All lines of the records below that contain the word "description" must be listed.
═══ Task data
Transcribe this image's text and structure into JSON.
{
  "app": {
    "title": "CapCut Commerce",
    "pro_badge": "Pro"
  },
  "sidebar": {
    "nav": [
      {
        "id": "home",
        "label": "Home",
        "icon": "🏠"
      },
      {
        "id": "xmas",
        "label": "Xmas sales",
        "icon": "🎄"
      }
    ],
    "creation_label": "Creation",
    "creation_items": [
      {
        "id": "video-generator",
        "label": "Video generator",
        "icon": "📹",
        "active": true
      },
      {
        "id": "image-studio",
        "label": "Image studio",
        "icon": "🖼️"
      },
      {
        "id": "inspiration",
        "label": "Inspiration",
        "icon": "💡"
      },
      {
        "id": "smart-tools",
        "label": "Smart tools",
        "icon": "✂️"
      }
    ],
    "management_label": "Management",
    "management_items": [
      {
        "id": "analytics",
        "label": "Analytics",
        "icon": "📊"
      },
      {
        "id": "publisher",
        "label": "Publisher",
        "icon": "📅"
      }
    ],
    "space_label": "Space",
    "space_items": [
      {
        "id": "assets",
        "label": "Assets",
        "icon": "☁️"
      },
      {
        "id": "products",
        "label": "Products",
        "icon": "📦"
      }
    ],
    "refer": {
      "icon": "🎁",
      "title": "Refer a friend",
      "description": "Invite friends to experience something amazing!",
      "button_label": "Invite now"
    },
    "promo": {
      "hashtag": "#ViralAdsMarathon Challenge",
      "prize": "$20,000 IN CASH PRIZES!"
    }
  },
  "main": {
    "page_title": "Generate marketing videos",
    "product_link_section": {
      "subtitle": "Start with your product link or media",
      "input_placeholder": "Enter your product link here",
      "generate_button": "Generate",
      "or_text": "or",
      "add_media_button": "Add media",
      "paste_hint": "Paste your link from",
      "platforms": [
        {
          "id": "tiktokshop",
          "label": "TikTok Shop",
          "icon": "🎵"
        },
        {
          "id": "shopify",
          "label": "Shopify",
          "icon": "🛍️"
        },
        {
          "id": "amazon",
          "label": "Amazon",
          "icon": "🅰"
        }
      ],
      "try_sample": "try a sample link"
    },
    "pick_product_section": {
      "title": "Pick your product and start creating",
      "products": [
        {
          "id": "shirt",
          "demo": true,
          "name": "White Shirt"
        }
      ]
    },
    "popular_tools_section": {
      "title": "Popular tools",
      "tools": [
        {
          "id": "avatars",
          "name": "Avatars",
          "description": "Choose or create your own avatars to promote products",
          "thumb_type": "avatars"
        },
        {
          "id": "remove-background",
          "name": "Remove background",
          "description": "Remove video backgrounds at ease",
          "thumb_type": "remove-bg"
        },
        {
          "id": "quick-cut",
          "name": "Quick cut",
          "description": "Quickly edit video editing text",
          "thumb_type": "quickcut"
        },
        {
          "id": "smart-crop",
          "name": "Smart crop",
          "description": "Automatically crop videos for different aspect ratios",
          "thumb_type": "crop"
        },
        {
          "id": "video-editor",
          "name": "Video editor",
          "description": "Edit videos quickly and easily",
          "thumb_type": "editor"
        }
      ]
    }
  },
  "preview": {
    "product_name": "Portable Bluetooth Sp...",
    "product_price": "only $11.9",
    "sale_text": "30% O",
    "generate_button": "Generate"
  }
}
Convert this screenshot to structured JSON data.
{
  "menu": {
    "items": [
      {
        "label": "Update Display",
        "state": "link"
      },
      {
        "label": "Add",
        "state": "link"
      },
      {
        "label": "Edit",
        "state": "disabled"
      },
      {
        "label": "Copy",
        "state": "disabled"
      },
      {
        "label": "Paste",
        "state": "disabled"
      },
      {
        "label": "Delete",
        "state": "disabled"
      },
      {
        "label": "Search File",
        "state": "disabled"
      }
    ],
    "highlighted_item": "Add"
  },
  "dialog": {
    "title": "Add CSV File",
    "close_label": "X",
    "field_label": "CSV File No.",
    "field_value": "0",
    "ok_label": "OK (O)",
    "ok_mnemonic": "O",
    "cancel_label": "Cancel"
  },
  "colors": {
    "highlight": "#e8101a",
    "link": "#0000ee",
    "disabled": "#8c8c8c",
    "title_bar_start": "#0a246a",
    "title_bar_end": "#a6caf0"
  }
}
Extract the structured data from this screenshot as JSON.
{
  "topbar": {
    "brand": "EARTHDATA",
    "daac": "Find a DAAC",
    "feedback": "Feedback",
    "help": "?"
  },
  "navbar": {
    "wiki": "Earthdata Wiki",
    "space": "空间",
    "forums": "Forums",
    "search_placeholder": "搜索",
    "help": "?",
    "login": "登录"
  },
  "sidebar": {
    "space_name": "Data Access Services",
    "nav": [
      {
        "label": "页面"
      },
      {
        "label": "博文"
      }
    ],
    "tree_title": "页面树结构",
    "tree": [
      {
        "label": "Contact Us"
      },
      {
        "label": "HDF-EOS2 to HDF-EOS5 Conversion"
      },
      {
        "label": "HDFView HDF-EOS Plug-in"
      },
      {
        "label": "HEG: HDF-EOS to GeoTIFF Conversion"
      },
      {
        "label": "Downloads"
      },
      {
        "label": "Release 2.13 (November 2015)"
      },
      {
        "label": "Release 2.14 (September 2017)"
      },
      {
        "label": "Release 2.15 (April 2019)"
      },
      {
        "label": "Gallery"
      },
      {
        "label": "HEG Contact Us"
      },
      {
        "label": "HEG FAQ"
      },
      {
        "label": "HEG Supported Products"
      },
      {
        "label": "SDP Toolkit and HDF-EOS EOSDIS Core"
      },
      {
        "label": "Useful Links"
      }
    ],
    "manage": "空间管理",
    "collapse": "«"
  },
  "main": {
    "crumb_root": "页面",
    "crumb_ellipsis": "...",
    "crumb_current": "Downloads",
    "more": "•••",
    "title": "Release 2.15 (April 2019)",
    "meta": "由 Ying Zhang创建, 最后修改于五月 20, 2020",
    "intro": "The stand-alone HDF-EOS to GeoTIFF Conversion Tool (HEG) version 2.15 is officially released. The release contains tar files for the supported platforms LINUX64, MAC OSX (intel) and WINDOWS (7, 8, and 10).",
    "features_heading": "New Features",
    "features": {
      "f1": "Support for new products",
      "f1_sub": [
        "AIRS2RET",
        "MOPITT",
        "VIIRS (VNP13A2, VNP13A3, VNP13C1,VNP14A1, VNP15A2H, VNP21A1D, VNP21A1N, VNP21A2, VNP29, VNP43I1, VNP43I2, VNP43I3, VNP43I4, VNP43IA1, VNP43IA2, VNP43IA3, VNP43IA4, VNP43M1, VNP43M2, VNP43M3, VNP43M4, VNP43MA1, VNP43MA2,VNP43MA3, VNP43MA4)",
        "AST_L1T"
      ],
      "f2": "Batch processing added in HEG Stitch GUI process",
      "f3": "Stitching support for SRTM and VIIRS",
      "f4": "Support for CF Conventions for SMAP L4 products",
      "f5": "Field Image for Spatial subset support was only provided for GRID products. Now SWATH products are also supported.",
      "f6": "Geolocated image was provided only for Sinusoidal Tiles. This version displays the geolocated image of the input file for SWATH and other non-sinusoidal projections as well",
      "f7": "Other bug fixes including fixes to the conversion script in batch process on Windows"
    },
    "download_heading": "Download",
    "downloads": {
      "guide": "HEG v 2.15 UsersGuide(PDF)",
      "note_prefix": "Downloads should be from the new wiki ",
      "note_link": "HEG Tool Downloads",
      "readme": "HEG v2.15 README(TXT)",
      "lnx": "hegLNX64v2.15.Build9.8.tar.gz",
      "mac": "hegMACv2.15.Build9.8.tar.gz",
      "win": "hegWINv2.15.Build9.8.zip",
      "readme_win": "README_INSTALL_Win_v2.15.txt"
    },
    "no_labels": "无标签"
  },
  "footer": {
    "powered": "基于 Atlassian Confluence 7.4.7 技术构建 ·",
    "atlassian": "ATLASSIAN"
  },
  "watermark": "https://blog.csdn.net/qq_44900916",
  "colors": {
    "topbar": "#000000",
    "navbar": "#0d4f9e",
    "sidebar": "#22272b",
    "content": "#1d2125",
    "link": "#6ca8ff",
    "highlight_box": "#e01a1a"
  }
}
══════
* **Answer to this exercise**:
      "description": "Invite friends to experience something amazing!",
          "description": "Choose or create your own avatars to promote products",
          "description": "Remove video backgrounds at ease",
          "description": "Quickly edit video editing text",
          "description": "Automatically crop videos for different aspect ratios",
          "description": "Edit videos quickly and easily",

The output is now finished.